-- Opening Marker --

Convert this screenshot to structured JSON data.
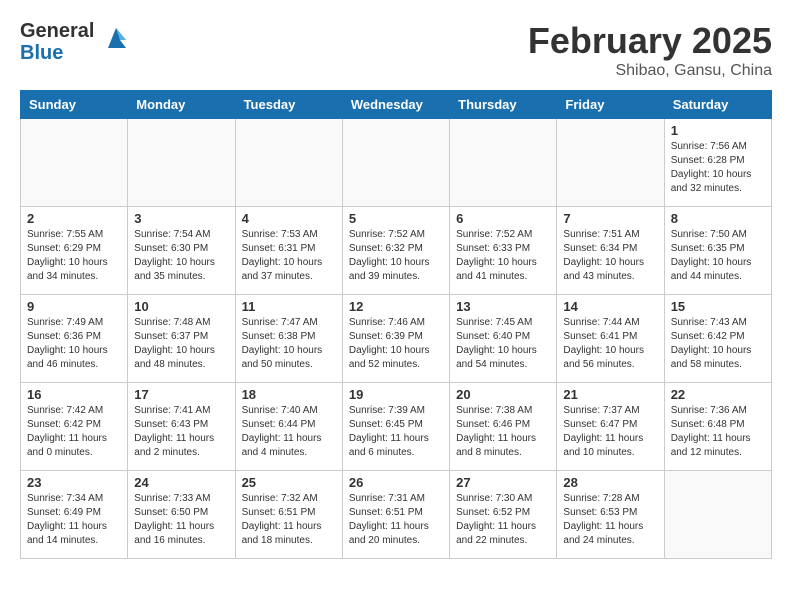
{
  "header": {
    "logo_general": "General",
    "logo_blue": "Blue",
    "month_title": "February 2025",
    "location": "Shibao, Gansu, China"
  },
  "weekdays": [
    "Sunday",
    "Monday",
    "Tuesday",
    "Wednesday",
    "Thursday",
    "Friday",
    "Saturday"
  ],
  "weeks": [
    [
      {
        "num": "",
        "info": ""
      },
      {
        "num": "",
        "info": ""
      },
      {
        "num": "",
        "info": ""
      },
      {
        "num": "",
        "info": ""
      },
      {
        "num": "",
        "info": ""
      },
      {
        "num": "",
        "info": ""
      },
      {
        "num": "1",
        "info": "Sunrise: 7:56 AM\nSunset: 6:28 PM\nDaylight: 10 hours\nand 32 minutes."
      }
    ],
    [
      {
        "num": "2",
        "info": "Sunrise: 7:55 AM\nSunset: 6:29 PM\nDaylight: 10 hours\nand 34 minutes."
      },
      {
        "num": "3",
        "info": "Sunrise: 7:54 AM\nSunset: 6:30 PM\nDaylight: 10 hours\nand 35 minutes."
      },
      {
        "num": "4",
        "info": "Sunrise: 7:53 AM\nSunset: 6:31 PM\nDaylight: 10 hours\nand 37 minutes."
      },
      {
        "num": "5",
        "info": "Sunrise: 7:52 AM\nSunset: 6:32 PM\nDaylight: 10 hours\nand 39 minutes."
      },
      {
        "num": "6",
        "info": "Sunrise: 7:52 AM\nSunset: 6:33 PM\nDaylight: 10 hours\nand 41 minutes."
      },
      {
        "num": "7",
        "info": "Sunrise: 7:51 AM\nSunset: 6:34 PM\nDaylight: 10 hours\nand 43 minutes."
      },
      {
        "num": "8",
        "info": "Sunrise: 7:50 AM\nSunset: 6:35 PM\nDaylight: 10 hours\nand 44 minutes."
      }
    ],
    [
      {
        "num": "9",
        "info": "Sunrise: 7:49 AM\nSunset: 6:36 PM\nDaylight: 10 hours\nand 46 minutes."
      },
      {
        "num": "10",
        "info": "Sunrise: 7:48 AM\nSunset: 6:37 PM\nDaylight: 10 hours\nand 48 minutes."
      },
      {
        "num": "11",
        "info": "Sunrise: 7:47 AM\nSunset: 6:38 PM\nDaylight: 10 hours\nand 50 minutes."
      },
      {
        "num": "12",
        "info": "Sunrise: 7:46 AM\nSunset: 6:39 PM\nDaylight: 10 hours\nand 52 minutes."
      },
      {
        "num": "13",
        "info": "Sunrise: 7:45 AM\nSunset: 6:40 PM\nDaylight: 10 hours\nand 54 minutes."
      },
      {
        "num": "14",
        "info": "Sunrise: 7:44 AM\nSunset: 6:41 PM\nDaylight: 10 hours\nand 56 minutes."
      },
      {
        "num": "15",
        "info": "Sunrise: 7:43 AM\nSunset: 6:42 PM\nDaylight: 10 hours\nand 58 minutes."
      }
    ],
    [
      {
        "num": "16",
        "info": "Sunrise: 7:42 AM\nSunset: 6:42 PM\nDaylight: 11 hours\nand 0 minutes."
      },
      {
        "num": "17",
        "info": "Sunrise: 7:41 AM\nSunset: 6:43 PM\nDaylight: 11 hours\nand 2 minutes."
      },
      {
        "num": "18",
        "info": "Sunrise: 7:40 AM\nSunset: 6:44 PM\nDaylight: 11 hours\nand 4 minutes."
      },
      {
        "num": "19",
        "info": "Sunrise: 7:39 AM\nSunset: 6:45 PM\nDaylight: 11 hours\nand 6 minutes."
      },
      {
        "num": "20",
        "info": "Sunrise: 7:38 AM\nSunset: 6:46 PM\nDaylight: 11 hours\nand 8 minutes."
      },
      {
        "num": "21",
        "info": "Sunrise: 7:37 AM\nSunset: 6:47 PM\nDaylight: 11 hours\nand 10 minutes."
      },
      {
        "num": "22",
        "info": "Sunrise: 7:36 AM\nSunset: 6:48 PM\nDaylight: 11 hours\nand 12 minutes."
      }
    ],
    [
      {
        "num": "23",
        "info": "Sunrise: 7:34 AM\nSunset: 6:49 PM\nDaylight: 11 hours\nand 14 minutes."
      },
      {
        "num": "24",
        "info": "Sunrise: 7:33 AM\nSunset: 6:50 PM\nDaylight: 11 hours\nand 16 minutes."
      },
      {
        "num": "25",
        "info": "Sunrise: 7:32 AM\nSunset: 6:51 PM\nDaylight: 11 hours\nand 18 minutes."
      },
      {
        "num": "26",
        "info": "Sunrise: 7:31 AM\nSunset: 6:51 PM\nDaylight: 11 hours\nand 20 minutes."
      },
      {
        "num": "27",
        "info": "Sunrise: 7:30 AM\nSunset: 6:52 PM\nDaylight: 11 hours\nand 22 minutes."
      },
      {
        "num": "28",
        "info": "Sunrise: 7:28 AM\nSunset: 6:53 PM\nDaylight: 11 hours\nand 24 minutes."
      },
      {
        "num": "",
        "info": ""
      }
    ]
  ]
}
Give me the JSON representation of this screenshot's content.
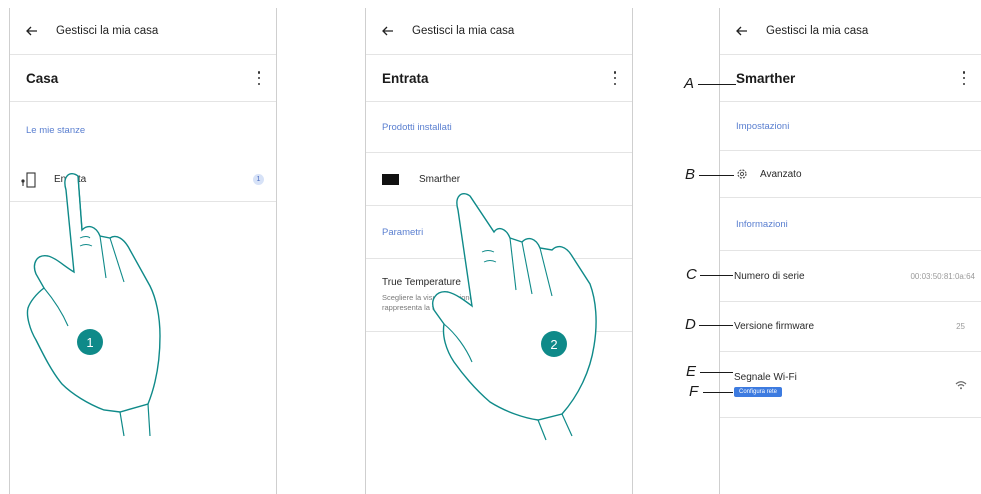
{
  "topbar_title": "Gestisci la mia casa",
  "step1": {
    "title": "Casa",
    "section": "Le mie stanze",
    "room_label": "Entrata",
    "room_count": "1",
    "step_number": "1"
  },
  "step2": {
    "title": "Entrata",
    "section_products": "Prodotti installati",
    "product_label": "Smarther",
    "section_params": "Parametri",
    "param_title": "True Temperature",
    "param_desc": "Scegliere la visualizzazione della temperatura che meglio rappresenta la temperatura della stanza",
    "step_number": "2"
  },
  "step3": {
    "title": "Smarther",
    "section_settings": "Impostazioni",
    "advanced_label": "Avanzato",
    "section_info": "Informazioni",
    "serial_label": "Numero di serie",
    "serial_value": "00:03:50:81:0a:64",
    "firmware_label": "Versione firmware",
    "firmware_value": "25",
    "wifi_label": "Segnale Wi-Fi",
    "configure_button": "Configura rete"
  },
  "annotations": {
    "A": "A",
    "B": "B",
    "C": "C",
    "D": "D",
    "E": "E",
    "F": "F"
  },
  "colors": {
    "accent": "#5a7fd0",
    "badge_bg": "#d7e2f7",
    "step_circle": "#0f8a89",
    "button": "#3d7be0",
    "hand_stroke": "#0f8a89"
  }
}
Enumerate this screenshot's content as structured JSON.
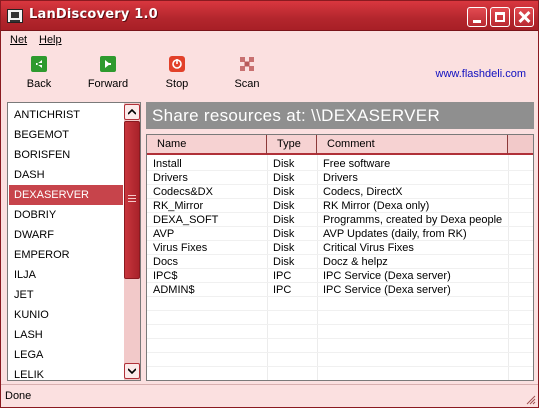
{
  "window": {
    "title": "LanDiscovery 1.0"
  },
  "menu": {
    "net": "Net",
    "help": "Help"
  },
  "toolbar": {
    "back": "Back",
    "forward": "Forward",
    "stop": "Stop",
    "scan": "Scan",
    "site": "www.flashdeli.com",
    "colors": {
      "back_icon": "#2e9a2e",
      "forward_icon": "#2e9a2e",
      "stop_icon": "#e2412a",
      "scan_icon": "#c87070"
    }
  },
  "computers": {
    "selected": "DEXASERVER",
    "items": [
      "ANTICHRIST",
      "BEGEMOT",
      "BORISFEN",
      "DASH",
      "DEXASERVER",
      "DOBRIY",
      "DWARF",
      "EMPEROR",
      "ILJA",
      "JET",
      "KUNIO",
      "LASH",
      "LEGA",
      "LELIK"
    ]
  },
  "share": {
    "header": "Share resources at: \\\\DEXASERVER",
    "columns": {
      "name": "Name",
      "type": "Type",
      "comment": "Comment"
    },
    "rows": [
      {
        "name": "Install",
        "type": "Disk",
        "comment": "Free software"
      },
      {
        "name": "Drivers",
        "type": "Disk",
        "comment": "Drivers"
      },
      {
        "name": "Codecs&DX",
        "type": "Disk",
        "comment": "Codecs, DirectX"
      },
      {
        "name": "RK_Mirror",
        "type": "Disk",
        "comment": "RK Mirror (Dexa only)"
      },
      {
        "name": "DEXA_SOFT",
        "type": "Disk",
        "comment": "Programms, created by Dexa people"
      },
      {
        "name": "AVP",
        "type": "Disk",
        "comment": "AVP Updates (daily, from RK)"
      },
      {
        "name": "Virus Fixes",
        "type": "Disk",
        "comment": "Critical Virus Fixes"
      },
      {
        "name": "Docs",
        "type": "Disk",
        "comment": "Docz & helpz"
      },
      {
        "name": "IPC$",
        "type": "IPC",
        "comment": "IPC Service (Dexa server)"
      },
      {
        "name": "ADMIN$",
        "type": "IPC",
        "comment": "IPC Service (Dexa server)"
      }
    ]
  },
  "status": {
    "text": "Done"
  },
  "theme": {
    "title_bar": "#b3262d",
    "selection": "#c7444b",
    "panel_bg": "#fbe0e0",
    "header_gray": "#8f8f8f",
    "link": "#1010c0"
  }
}
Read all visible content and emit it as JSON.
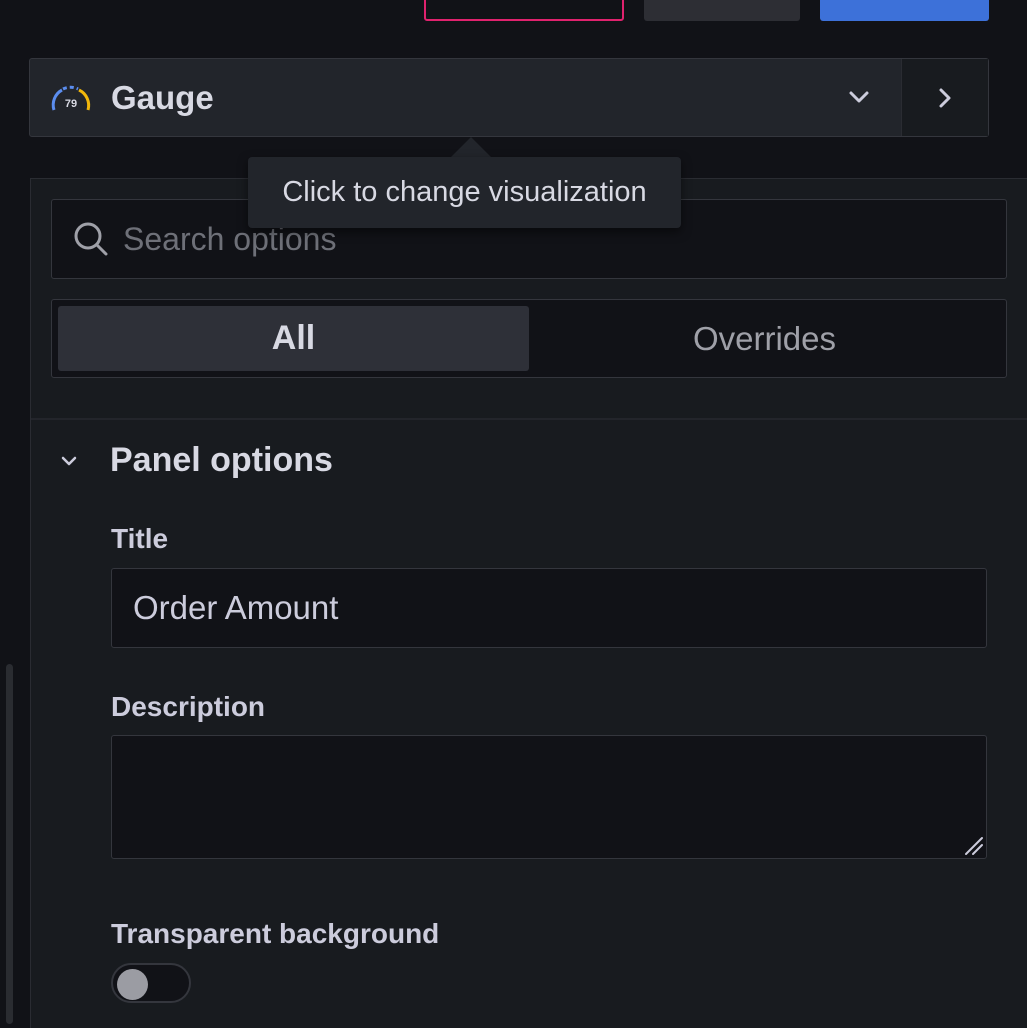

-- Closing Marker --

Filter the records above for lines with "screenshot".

RESULT OF THIS TASK —
Convert this screenshot to structured JSON data.
Give me the JSON representation of this screenshot's content.
Enumerate this screenshot's content as structured JSON.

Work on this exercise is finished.